WASHINGTON-The White House issued a national planetary protection strategy on December 30, outlining new assessments to prevent other worlds from being polluted by the planet, and vice versa.
The “National Planetary Protection Strategy” formulated by an inter-agency working group led by the National Space Council and the Office of Science and Technology Policy (OSTP) outlines the work to be done in updating planetary protection policies next year, taking into account two scientific advances. And the ability of private individuals in space exploration continues to increase.
The strategy aims to implement part of the latest National Space Policy issued on December 9, which calls on OSTP to cooperate with NASA and other agencies to develop new planetary protection guidelines, “cooperate with scientific, commercial, and international partners to protect appropriately The planetary body and the earth are protected from harmful organisms.”
National Space Council Executive Secretary Scott Pace said in a statement: “Current and future missions to Mars and other destinations require a strategy to support safety, sustainability and predictability. The Earth and space environment.” “By setting the goal of achieving the planetary protection direction of the National Space Policy in 2020, the strategy will continue to maintain the United States’ leadership in scientific discovery, human exploration, and private sector space activities.”
The planetary protection strategy has three broad objectives. One is to create “risk assessments and science-based guidelines” to reduce so-called “forward pollution” or the pollution of other worlds by life on earth. It also guides the evaluation of the role of planetary protection in the payload review process of government private missions.
The second goal is to avoid “external pollution” or any potential contamination of the earth by alien life. The strategy guides agencies to develop various frameworks to assess the risk of sample return missions and other backward contamination sources, as well as the approval framework and procedures for such missions to safely handle materials returned from the earth.
The third goal is to take into account the company’s growth in capabilities and interest in performing missions to other worlds (especially Mars), thereby incorporating private sector views on planetary protection issues. This goal includes work undertaken by the government to develop authorization guidelines and continue to monitor private sector missions to destinations involving planetary protection.
The strategy does not set any new policies, but outlines work on various issues that will be resolved next year. “It is indeed a work plan,” a government official said in a background speech. “This is a strategy for work that is planned to be completed in the next nine months to a year.”

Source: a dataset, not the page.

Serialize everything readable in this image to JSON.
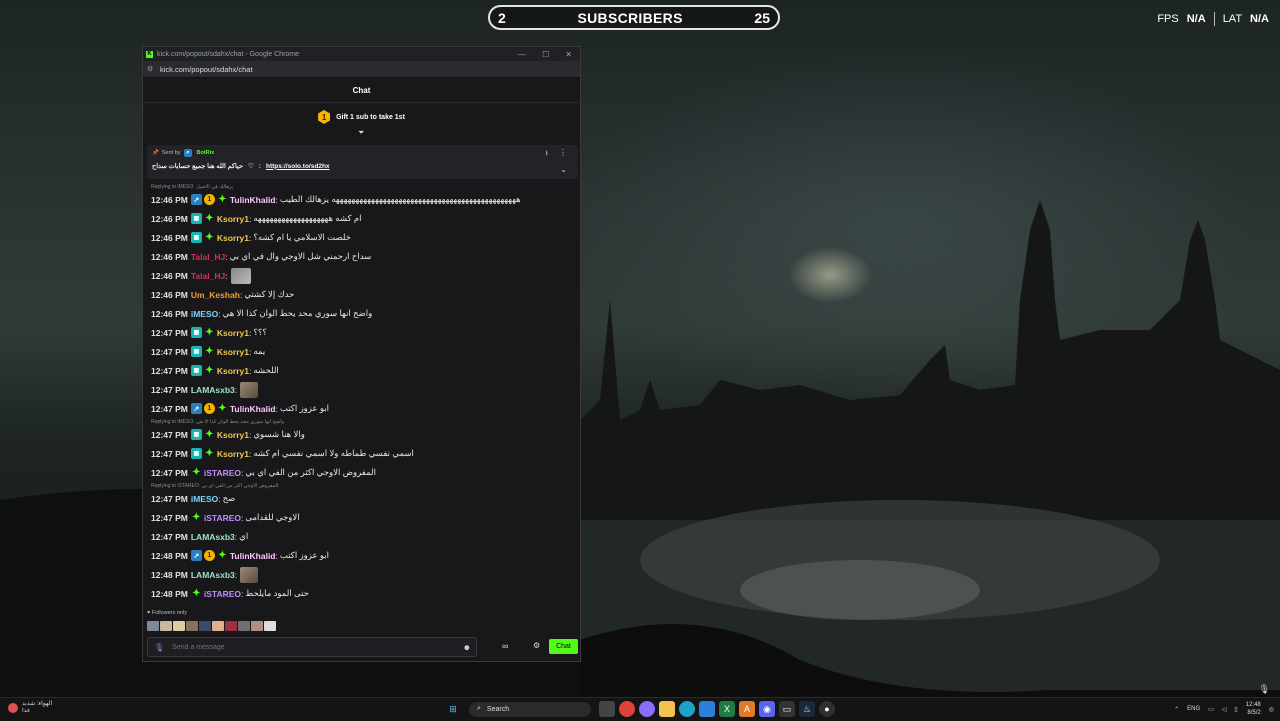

Traditionally, planetary protection has been a major issue for NASA. According to the recommendations of the independent review committee last year, the agency has been working hard to update its planetary protection policy. In July, the National Aeronautics and Space Administration (NASA) announced that it would issue a new interim directive to reclassify most of the moon into lower categories without planetary protection requirements, and to study how to make planetary protection guidelines consistent with future human protection against Mars. Task compatible.
“We are very satisfied with what NASA has done, but the problem is that NASA’s rules and interim directives do not really apply to the private sector,” the government official said. The strategy follows what officials call the “light touch” approach to any planetary protection regulations for private missions. “We are trying to find ways so that people can move forward, but to move forward safely.”
The strategy also seeks to leverage the expertise of other institutions. The inter-agency working group includes several cabinet-level departments, from the Department of Agriculture, Health and Human Services to commerce and the state. It also includes the Centers for Disease Control, Environmental Protection Agency and Federal Aviation Administration.
Many of them are supported to support backward pollution work. A government official said: “This is a good opportunity to introduce departments and agencies that may not have worked together on this issue in the past, but the government is now happy to do so.”
“Astronauts really have no reason to reinvent the wheel. There is a lot of expertise there,” an official added.
In the final weeks of the Trump administration, the planetary protection strategy was part of the White House’s surge in space policy activities. In addition to the updated national space policy, the White House also issued a space nuclear strategy on December 16, which outlines the priorities for the development of nuclear power and propulsion capabilities and related policy issues.